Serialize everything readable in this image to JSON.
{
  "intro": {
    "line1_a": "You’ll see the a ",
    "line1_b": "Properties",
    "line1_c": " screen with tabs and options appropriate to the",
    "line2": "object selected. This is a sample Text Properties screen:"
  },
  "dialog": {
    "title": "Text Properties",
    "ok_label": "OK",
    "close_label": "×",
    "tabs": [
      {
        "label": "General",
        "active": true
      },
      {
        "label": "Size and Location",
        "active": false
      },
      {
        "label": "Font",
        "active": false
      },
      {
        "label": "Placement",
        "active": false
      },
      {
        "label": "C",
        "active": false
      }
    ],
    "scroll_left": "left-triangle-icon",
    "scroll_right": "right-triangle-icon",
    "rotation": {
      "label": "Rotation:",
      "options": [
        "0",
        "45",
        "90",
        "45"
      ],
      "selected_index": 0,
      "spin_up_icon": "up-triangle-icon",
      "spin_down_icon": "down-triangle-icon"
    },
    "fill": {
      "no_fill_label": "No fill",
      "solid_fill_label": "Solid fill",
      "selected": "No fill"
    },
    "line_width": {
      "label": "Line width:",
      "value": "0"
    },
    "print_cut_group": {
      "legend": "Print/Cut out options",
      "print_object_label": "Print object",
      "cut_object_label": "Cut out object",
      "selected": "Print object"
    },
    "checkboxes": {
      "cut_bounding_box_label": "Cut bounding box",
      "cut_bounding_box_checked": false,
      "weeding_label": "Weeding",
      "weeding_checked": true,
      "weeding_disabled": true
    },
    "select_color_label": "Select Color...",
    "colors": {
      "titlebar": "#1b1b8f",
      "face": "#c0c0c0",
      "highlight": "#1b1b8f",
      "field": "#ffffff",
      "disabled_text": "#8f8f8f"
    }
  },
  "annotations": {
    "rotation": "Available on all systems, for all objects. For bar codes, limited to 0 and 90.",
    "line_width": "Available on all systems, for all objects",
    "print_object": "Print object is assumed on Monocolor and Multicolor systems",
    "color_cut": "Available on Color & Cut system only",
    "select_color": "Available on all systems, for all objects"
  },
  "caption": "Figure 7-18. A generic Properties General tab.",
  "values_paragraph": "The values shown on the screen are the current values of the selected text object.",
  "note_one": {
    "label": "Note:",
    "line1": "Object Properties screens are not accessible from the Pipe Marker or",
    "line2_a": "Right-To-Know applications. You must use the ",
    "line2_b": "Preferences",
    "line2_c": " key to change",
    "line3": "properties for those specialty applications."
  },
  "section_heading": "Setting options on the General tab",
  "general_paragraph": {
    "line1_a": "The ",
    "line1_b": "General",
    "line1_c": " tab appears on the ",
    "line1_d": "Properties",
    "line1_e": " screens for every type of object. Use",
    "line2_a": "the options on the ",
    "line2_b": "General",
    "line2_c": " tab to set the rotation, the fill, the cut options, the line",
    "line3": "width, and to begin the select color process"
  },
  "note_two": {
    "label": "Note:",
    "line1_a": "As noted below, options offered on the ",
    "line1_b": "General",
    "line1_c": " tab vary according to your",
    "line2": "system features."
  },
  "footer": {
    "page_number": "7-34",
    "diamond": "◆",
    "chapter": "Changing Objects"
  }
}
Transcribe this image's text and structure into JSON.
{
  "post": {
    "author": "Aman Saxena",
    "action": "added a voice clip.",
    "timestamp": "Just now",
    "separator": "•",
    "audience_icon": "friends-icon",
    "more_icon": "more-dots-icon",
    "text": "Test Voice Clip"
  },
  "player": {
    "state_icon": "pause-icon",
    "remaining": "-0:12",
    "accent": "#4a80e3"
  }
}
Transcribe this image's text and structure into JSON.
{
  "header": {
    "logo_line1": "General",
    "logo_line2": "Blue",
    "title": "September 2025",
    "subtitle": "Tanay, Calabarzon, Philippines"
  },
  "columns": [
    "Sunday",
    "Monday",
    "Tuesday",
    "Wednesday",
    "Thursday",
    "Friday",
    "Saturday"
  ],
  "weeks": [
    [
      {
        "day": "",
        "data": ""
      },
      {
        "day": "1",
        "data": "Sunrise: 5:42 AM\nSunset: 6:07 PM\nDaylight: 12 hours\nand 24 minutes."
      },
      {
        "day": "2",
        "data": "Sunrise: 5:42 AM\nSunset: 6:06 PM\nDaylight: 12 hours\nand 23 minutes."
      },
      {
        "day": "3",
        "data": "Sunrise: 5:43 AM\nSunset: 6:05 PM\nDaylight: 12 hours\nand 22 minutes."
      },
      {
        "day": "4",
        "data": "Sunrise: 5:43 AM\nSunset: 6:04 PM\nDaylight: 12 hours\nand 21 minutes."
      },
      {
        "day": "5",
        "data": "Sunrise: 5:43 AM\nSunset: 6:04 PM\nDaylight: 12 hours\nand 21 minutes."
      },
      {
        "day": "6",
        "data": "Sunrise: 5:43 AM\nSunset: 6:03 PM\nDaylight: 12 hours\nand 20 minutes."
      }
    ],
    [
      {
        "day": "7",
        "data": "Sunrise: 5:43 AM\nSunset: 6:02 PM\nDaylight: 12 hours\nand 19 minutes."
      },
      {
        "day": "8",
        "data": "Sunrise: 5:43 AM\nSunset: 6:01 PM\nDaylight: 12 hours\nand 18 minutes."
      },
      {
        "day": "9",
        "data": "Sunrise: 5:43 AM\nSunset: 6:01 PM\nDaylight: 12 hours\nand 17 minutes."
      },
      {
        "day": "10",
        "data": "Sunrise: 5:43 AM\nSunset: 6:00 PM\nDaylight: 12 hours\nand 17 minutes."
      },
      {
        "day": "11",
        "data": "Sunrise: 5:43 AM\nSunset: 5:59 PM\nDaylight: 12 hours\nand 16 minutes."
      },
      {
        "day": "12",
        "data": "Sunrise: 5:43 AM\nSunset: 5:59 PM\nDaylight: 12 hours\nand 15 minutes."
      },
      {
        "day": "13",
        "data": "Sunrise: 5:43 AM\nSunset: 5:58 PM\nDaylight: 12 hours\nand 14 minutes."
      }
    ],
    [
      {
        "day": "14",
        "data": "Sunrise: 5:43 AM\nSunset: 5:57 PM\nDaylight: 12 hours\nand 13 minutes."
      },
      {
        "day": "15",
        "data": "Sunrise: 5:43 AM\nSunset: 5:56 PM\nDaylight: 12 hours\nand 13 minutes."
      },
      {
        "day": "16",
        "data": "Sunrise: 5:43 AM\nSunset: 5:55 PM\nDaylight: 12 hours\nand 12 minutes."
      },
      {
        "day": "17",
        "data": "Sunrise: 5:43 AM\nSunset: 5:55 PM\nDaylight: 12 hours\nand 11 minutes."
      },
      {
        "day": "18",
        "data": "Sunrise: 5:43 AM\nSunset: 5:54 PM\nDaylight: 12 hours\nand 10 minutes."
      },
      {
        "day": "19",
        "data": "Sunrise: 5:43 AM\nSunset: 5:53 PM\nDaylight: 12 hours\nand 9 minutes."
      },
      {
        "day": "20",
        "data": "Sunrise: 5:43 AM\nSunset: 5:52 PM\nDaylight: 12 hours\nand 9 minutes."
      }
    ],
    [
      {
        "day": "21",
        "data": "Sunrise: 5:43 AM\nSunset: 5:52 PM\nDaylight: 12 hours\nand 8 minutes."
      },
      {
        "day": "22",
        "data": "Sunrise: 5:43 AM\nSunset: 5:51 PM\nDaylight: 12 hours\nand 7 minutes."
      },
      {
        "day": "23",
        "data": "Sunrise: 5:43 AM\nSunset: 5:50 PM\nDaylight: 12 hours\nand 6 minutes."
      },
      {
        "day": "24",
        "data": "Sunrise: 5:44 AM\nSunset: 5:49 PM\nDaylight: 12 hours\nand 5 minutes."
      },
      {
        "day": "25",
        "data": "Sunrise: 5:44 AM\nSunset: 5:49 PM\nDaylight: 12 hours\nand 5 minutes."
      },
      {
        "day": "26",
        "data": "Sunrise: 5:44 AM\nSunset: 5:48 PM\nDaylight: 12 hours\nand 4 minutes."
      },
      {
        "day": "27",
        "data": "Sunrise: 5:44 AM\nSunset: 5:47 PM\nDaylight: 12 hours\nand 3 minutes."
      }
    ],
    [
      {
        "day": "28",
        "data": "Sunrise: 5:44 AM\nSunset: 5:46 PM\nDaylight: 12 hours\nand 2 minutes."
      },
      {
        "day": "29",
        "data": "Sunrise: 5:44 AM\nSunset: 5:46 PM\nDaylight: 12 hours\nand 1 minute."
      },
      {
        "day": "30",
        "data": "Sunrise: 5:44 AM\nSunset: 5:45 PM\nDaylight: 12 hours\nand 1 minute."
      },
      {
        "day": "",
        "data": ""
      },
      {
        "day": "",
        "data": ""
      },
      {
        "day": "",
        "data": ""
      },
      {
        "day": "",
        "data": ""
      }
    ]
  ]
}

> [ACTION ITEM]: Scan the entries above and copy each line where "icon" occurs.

> [ANSWER SPACE]:
    "scroll_left": "left-triangle-icon",
    "scroll_right": "right-triangle-icon",
      "spin_up_icon": "up-triangle-icon",
      "spin_down_icon": "down-triangle-icon"
    "audience_icon": "friends-icon",
    "more_icon": "more-dots-icon",
    "state_icon": "pause-icon",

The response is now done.